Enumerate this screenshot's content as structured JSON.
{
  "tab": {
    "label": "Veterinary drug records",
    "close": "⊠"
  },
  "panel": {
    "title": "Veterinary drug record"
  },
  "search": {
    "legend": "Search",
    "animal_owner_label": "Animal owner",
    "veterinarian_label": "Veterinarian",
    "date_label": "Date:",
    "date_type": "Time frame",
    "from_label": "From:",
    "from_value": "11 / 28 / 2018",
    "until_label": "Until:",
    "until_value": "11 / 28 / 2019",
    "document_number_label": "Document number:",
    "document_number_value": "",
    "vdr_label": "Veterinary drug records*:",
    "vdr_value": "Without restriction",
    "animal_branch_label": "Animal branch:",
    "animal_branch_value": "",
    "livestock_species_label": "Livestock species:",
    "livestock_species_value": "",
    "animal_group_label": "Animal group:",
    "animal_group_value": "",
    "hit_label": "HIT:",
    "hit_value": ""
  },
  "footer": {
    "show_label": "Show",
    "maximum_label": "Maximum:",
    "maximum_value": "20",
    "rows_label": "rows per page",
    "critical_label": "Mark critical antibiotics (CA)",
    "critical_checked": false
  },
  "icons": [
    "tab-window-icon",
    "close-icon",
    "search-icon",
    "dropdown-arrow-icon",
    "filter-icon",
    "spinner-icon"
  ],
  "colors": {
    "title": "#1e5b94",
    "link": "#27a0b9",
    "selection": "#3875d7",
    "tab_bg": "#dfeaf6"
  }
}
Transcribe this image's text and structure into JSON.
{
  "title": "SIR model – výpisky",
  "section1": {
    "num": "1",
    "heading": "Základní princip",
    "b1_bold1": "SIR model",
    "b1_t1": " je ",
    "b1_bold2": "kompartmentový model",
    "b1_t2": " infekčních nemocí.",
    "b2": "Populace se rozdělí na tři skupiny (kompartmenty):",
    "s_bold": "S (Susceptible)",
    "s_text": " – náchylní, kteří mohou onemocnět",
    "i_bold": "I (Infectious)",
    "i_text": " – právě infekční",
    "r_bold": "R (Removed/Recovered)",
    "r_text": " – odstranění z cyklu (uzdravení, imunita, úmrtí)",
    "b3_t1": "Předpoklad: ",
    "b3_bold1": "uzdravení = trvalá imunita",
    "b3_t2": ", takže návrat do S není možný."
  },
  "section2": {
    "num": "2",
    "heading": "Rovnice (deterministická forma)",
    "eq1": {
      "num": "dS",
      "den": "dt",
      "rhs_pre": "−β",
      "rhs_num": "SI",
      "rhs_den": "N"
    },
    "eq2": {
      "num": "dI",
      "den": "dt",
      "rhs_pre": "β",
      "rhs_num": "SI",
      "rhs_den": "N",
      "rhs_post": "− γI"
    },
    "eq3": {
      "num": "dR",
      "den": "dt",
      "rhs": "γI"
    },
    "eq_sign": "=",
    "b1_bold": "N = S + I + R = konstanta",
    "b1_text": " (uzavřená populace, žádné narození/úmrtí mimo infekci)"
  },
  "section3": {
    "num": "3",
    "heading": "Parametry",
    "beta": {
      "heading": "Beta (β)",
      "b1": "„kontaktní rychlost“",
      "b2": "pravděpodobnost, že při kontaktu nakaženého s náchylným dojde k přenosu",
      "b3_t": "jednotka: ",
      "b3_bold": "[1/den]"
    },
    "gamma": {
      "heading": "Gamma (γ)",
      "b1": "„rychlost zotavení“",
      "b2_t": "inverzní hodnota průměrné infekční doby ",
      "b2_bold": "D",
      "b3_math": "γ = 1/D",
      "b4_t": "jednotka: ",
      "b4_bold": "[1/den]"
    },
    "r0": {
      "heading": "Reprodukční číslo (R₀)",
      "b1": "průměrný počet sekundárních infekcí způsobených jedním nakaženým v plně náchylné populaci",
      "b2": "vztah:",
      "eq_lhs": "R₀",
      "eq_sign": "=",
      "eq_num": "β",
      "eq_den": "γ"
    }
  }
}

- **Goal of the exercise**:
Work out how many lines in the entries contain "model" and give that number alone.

- **Result of this exercise**:
3